Which of the lines below hold the word "JSON"? Pull each of them out.

Material shown section start

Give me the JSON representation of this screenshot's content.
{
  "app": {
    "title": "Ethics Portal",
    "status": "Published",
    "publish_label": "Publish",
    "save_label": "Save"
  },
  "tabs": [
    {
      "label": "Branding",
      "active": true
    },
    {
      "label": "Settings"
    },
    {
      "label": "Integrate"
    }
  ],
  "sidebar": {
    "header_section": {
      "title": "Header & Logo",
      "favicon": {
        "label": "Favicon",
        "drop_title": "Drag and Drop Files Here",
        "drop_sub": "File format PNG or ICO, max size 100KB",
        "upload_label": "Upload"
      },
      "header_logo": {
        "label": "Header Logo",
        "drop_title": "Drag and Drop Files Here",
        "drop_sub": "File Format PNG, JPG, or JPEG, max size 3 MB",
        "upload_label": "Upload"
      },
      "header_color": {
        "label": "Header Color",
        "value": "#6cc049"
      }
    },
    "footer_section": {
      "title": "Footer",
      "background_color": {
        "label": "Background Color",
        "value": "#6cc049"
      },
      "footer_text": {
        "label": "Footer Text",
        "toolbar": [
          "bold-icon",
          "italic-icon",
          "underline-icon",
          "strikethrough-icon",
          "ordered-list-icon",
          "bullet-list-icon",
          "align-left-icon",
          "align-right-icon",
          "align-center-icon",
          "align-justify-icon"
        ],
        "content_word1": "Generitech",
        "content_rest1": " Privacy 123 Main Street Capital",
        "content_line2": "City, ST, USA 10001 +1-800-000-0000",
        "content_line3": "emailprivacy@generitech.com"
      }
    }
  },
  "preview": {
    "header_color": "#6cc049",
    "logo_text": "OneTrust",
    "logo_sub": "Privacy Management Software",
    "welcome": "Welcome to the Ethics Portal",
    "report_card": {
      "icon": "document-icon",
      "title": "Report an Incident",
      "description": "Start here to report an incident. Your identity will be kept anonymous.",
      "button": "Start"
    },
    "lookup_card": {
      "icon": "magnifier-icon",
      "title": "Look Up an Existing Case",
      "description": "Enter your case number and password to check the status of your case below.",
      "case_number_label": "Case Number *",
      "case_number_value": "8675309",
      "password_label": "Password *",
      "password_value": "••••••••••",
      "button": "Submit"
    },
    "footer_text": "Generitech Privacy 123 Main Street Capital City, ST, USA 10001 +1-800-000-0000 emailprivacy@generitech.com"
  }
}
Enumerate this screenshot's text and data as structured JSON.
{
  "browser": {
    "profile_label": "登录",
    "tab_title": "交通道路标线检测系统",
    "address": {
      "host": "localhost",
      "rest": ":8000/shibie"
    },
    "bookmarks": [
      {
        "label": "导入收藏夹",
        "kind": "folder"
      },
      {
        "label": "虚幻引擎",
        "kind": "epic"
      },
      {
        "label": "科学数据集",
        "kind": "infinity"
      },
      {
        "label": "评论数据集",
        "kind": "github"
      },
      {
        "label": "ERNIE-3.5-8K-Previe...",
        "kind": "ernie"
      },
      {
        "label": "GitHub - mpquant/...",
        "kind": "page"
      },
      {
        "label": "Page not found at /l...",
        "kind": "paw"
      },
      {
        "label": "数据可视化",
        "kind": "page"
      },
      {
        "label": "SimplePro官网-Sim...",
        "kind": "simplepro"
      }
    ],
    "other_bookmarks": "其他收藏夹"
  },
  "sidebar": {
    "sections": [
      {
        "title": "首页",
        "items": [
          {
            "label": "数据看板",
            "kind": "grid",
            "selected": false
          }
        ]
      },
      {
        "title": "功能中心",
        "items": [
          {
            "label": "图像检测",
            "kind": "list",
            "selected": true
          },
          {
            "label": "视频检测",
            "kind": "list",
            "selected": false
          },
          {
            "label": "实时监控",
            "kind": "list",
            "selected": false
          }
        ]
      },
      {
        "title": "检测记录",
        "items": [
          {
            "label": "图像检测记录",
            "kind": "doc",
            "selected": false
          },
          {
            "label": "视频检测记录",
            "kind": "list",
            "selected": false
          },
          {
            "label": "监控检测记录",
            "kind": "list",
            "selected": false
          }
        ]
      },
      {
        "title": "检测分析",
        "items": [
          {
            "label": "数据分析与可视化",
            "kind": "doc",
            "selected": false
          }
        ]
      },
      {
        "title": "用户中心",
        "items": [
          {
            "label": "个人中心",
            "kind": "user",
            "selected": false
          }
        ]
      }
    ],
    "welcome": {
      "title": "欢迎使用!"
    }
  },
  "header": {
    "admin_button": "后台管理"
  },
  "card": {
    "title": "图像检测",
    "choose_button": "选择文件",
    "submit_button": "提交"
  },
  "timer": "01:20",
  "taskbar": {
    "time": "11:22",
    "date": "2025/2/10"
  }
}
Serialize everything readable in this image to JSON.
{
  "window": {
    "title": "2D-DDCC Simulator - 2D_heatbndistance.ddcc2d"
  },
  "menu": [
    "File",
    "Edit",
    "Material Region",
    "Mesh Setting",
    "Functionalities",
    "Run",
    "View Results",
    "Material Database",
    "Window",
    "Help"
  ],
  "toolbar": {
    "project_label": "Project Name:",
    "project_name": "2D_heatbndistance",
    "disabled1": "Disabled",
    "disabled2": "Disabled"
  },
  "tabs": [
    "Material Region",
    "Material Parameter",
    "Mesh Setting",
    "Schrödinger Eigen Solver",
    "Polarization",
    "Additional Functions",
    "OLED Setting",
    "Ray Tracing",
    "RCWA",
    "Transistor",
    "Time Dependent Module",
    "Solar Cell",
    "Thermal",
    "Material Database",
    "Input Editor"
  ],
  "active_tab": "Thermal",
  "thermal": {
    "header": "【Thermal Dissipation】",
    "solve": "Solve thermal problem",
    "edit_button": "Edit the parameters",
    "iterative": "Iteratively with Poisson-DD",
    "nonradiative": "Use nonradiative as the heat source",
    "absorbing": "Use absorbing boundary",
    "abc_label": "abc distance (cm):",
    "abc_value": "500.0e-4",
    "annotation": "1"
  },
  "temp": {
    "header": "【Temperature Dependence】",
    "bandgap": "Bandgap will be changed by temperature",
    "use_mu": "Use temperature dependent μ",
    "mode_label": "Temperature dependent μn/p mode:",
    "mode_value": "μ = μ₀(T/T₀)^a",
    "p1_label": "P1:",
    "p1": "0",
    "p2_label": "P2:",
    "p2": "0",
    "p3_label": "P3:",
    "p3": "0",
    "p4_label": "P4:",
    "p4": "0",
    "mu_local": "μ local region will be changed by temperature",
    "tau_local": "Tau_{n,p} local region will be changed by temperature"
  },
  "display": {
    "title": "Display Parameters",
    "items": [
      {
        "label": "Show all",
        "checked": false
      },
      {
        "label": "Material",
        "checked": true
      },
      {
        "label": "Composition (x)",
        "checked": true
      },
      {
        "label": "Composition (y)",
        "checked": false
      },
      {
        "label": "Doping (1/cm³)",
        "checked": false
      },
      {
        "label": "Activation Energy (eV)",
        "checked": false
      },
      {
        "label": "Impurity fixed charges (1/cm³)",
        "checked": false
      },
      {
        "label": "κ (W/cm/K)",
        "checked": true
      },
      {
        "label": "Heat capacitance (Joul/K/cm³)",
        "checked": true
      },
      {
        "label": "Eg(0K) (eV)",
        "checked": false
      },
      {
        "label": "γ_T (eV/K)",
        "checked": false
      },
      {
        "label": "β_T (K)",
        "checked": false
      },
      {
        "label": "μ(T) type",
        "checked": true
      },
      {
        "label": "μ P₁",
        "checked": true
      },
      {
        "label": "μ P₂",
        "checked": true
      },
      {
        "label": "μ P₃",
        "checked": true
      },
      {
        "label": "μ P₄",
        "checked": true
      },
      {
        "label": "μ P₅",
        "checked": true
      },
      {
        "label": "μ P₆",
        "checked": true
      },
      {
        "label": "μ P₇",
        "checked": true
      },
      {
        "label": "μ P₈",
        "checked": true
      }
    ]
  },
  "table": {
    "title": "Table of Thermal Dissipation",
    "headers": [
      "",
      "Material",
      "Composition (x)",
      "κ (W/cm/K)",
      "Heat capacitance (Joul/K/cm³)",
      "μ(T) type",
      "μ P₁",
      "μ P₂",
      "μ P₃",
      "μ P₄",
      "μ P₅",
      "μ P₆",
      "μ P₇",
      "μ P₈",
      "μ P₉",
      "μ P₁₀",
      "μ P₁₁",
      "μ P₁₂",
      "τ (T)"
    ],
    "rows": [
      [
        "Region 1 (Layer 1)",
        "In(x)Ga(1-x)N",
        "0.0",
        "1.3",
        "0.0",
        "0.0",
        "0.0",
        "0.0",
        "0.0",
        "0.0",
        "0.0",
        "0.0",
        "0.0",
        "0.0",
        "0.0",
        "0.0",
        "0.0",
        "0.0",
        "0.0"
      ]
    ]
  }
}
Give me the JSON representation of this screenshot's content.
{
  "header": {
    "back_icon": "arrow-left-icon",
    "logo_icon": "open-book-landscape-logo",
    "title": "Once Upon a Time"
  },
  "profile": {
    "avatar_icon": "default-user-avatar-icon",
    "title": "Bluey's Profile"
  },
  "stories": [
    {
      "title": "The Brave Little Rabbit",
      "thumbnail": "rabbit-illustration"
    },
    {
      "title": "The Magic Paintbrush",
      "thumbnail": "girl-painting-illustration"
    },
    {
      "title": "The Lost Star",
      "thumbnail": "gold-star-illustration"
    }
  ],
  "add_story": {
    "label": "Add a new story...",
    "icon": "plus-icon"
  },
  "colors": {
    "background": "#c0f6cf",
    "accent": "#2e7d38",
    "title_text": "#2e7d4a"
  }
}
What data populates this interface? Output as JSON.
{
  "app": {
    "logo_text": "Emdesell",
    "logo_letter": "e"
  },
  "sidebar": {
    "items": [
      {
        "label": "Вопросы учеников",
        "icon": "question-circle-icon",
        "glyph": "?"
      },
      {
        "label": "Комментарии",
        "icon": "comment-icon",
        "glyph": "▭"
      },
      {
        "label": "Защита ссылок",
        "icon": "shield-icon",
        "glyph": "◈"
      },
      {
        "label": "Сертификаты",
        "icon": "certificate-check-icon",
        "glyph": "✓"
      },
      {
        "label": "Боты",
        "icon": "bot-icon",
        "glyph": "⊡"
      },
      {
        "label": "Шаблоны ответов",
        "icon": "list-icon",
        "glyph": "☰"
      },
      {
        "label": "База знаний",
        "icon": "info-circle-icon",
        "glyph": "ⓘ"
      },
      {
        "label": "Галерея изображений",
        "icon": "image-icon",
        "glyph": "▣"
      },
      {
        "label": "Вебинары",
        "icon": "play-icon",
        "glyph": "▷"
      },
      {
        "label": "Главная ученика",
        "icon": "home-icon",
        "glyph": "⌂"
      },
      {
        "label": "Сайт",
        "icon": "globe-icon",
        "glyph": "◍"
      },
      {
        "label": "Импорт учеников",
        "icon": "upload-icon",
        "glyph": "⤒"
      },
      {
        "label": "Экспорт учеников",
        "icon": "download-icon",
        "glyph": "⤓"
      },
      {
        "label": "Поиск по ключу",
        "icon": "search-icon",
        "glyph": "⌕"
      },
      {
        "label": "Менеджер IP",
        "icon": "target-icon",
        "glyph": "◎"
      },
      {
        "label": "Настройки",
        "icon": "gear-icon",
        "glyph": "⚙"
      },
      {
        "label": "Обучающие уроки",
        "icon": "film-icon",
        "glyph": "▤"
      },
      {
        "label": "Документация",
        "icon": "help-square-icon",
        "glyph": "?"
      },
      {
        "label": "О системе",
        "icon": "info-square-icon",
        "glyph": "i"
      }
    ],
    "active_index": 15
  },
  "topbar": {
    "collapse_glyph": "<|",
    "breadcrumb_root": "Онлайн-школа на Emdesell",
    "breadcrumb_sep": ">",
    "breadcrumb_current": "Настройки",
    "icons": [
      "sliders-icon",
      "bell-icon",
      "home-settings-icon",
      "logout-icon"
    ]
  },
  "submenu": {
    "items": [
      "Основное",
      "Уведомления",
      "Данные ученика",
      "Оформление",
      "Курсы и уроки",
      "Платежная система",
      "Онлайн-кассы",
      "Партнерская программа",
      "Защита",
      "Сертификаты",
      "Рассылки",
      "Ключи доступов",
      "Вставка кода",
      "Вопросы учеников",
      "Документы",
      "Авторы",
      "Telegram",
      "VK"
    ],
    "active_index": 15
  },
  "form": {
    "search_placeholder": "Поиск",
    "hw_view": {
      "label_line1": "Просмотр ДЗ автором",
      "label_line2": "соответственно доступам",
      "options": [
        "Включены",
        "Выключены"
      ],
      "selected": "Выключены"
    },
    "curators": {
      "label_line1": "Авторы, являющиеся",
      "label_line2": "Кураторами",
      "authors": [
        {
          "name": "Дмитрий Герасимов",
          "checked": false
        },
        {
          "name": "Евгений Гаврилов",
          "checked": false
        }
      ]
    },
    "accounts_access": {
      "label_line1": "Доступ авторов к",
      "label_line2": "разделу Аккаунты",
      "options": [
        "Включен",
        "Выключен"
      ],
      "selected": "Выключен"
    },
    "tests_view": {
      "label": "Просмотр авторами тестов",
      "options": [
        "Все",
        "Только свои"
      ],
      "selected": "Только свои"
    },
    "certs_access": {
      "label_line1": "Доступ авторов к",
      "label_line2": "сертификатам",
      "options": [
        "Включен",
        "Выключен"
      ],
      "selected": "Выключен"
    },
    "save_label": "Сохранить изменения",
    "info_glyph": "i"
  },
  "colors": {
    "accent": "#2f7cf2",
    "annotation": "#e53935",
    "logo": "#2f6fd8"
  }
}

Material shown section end

* **Answer space**
Give me the JSON representation of this screenshot's content.
Enumerate this screenshot's text and data as structured JSON.
Serialize everything readable in this image to JSON.
Give me the JSON representation of this screenshot's content.
What data populates this interface? Output as JSON.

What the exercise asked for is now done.